Huntington Beach has been hearing it from all sides--from local environmentalists, the State Lands Commission and from a corps of its own wary public officials--that allowing development planned for the ocean side of Pacific Coast Highway would be a violation of a public trust.
Its own history echoes an earlier day when the city fought to get a public-access easement over beach land. Now that the Planning Commission is about to take up the controversial Pierside Village project later this month, it should heed the warnings and spare the oceanfront land from development.
The land that would be leased by a developer to build a plaza of fountains, walkways and restaurants is now a semi-developed, paved parking lot near the municipal pier. It has been a lively focus of debate in a city trying to polish its facade to become a tourist mecca. Also, environmentalists and some city officials have wrangled over the sale or leasing of beach land and parkland. The notion of untampered public access is nothing new, since the city battled in the 1930s to get public-access easement over the beach land over the objections of powerful development, oil and rail interests. But in recent years, despite the environmental concerns of some city officials, the city seemingly has forsaken its legacy as beachfront protector to act at times as if it were a party to development itself.
The issue of easements and access will engage the State Lands Commission, which has issued dire warnings to the city about the threat of further litigation. A settlement last spring resolved little.
As the population grows, the door could be opened to further conversions of precious beachfront land into sites for hotels, motels, apartments and commercial buildings. The Coastal Commission, which earlier approved a general plan for the downtown, surely will have reservations about such dangerous development.

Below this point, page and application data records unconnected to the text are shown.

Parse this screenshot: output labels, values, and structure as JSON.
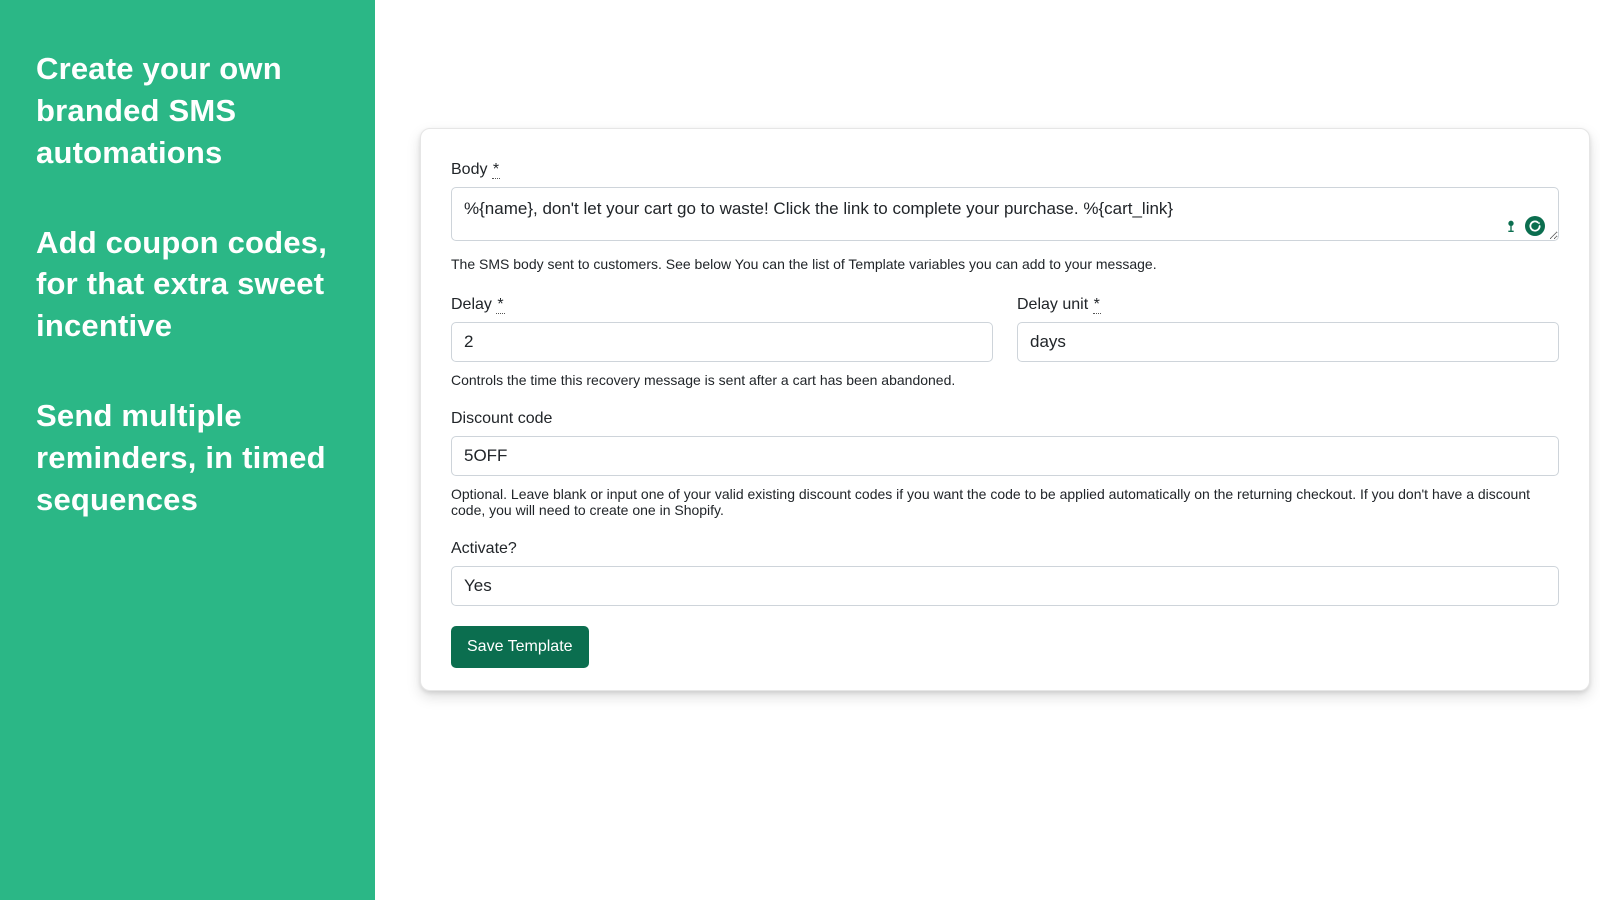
{
  "promo": {
    "p1": "Create your own branded SMS automations",
    "p2": "Add coupon codes, for that extra sweet incentive",
    "p3": "Send multiple reminders, in timed sequences"
  },
  "form": {
    "body_label": "Body",
    "required_mark": "*",
    "body_value": "%{name}, don't let your cart go to waste! Click the link to complete your purchase. %{cart_link}",
    "body_help": "The SMS body sent to customers. See below You can the list of Template variables you can add to your message.",
    "delay_label": "Delay",
    "delay_value": "2",
    "delay_unit_label": "Delay unit",
    "delay_unit_value": "days",
    "delay_help": "Controls the time this recovery message is sent after a cart has been abandoned.",
    "discount_label": "Discount code",
    "discount_value": "5OFF",
    "discount_help": "Optional. Leave blank or input one of your valid existing discount codes if you want the code to be applied automatically on the returning checkout. If you don't have a discount code, you will need to create one in Shopify.",
    "activate_label": "Activate?",
    "activate_value": "Yes",
    "save_label": "Save Template"
  }
}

The issue has been joined, but the choice is clear: City planners should decide in favor of public easement and public access.